We have all been told since childhood that no two snowflakes are alike (actually, there is a relatively small number of basic snow crystal patterns), but have you ever thought about differences between raindrops? Some are large and some are small. Smaller than about half a millimeter in diameter, water droplets either remain suspended in the air as mist or fall slowly and noiselessly to the ground as drizzle. Raindrops approaching about four millimeters in diameter are broken up by air resistance on their way down. This leaves most raindrops with a diameter between half a millimeter and four millimeters.
The largest raindrops are in thunderstorms with strong updrafts that can keep the drops elevated longer, allowing them to keep growing.
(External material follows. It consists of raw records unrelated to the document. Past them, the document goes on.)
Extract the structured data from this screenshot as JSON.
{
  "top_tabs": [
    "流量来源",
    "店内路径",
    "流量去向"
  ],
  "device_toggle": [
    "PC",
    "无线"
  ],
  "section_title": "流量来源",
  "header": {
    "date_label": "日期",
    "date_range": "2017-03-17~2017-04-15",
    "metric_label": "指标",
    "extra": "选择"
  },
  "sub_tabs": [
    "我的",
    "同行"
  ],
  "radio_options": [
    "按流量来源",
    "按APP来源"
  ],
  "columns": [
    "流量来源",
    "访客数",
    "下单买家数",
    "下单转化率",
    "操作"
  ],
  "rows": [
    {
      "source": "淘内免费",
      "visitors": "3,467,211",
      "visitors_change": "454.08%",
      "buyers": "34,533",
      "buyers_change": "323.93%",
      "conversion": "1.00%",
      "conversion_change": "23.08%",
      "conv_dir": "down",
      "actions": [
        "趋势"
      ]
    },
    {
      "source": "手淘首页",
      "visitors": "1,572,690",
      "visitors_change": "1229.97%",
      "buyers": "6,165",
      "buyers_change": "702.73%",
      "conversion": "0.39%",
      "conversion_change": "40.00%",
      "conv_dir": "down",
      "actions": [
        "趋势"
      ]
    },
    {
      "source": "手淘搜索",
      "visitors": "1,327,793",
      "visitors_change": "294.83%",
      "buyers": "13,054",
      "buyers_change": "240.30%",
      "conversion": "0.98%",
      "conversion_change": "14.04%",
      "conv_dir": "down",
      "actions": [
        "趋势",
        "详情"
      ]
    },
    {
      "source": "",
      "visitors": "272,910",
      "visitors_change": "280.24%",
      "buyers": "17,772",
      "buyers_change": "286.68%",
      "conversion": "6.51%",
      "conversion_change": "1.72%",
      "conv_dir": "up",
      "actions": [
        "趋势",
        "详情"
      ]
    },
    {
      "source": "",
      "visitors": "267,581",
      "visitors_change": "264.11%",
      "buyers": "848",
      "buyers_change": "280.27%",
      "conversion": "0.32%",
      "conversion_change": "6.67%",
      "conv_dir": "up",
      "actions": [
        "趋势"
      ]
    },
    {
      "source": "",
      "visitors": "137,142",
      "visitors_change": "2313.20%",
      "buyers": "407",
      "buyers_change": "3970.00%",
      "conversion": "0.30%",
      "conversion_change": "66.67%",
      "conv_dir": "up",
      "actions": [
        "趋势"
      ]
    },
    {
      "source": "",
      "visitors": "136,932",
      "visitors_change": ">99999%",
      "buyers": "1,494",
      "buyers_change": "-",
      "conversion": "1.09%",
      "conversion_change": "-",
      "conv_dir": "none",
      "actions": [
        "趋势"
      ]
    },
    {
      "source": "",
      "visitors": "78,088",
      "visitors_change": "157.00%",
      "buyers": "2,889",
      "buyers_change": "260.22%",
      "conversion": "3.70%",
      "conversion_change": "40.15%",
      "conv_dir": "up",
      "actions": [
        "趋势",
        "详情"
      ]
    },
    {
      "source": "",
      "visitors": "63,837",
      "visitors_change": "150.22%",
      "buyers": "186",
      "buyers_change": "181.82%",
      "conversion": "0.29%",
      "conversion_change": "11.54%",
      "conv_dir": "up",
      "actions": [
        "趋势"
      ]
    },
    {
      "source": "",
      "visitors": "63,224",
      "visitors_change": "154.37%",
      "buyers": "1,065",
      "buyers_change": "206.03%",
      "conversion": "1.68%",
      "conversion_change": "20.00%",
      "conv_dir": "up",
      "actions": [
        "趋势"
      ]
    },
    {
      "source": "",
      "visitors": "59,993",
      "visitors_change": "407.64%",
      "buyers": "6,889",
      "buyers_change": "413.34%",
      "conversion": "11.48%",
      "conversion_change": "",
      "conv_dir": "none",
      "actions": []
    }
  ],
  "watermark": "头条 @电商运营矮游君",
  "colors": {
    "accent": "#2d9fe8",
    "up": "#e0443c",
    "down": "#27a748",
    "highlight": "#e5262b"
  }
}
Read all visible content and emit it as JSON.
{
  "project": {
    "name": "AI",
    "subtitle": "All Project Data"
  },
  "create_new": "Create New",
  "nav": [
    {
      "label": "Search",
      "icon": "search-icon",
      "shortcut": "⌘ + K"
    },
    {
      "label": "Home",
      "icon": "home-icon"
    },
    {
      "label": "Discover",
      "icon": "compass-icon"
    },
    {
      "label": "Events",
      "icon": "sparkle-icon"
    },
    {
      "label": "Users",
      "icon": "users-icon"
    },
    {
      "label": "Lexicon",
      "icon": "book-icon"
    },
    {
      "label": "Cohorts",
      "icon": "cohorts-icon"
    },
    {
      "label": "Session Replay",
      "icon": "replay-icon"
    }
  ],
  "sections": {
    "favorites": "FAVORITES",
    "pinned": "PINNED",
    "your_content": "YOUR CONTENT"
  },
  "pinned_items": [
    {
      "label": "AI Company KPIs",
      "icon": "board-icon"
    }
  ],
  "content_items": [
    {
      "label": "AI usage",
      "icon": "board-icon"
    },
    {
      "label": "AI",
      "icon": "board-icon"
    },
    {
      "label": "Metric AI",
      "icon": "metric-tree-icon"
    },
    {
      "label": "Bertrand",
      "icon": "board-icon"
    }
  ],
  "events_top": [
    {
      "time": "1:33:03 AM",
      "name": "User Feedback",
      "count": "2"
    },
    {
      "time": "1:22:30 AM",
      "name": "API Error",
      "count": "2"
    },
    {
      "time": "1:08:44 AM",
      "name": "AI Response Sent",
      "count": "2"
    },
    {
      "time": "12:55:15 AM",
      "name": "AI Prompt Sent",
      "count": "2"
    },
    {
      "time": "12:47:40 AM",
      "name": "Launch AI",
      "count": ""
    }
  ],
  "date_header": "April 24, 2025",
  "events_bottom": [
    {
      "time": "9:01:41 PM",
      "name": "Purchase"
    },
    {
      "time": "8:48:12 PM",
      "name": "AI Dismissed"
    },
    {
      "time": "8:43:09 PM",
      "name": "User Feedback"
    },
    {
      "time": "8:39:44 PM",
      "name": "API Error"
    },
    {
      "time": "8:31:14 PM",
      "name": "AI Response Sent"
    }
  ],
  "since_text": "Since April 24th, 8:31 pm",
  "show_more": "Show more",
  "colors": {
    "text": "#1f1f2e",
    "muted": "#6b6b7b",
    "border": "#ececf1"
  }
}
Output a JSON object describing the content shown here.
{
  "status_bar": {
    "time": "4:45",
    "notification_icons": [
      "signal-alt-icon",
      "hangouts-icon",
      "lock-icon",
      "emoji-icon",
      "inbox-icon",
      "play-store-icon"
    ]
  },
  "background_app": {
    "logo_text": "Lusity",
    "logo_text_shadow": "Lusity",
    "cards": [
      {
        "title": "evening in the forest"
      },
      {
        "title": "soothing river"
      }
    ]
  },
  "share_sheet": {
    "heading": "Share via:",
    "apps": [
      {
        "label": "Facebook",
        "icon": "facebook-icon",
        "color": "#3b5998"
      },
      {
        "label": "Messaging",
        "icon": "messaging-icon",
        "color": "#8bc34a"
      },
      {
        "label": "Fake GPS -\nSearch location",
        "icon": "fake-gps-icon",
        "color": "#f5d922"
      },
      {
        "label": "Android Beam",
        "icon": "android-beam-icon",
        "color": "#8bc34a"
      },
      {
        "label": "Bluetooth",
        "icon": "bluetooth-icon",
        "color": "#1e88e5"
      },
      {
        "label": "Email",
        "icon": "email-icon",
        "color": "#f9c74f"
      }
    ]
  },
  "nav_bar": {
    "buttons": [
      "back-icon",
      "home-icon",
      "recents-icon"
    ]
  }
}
Oh, and we have also been told since childhood that raindrops are tear-shaped. They are not. Surface tension causes falling raindrops to maintain an almost spherical shape. Research has revealed raindrops are disappointingly round.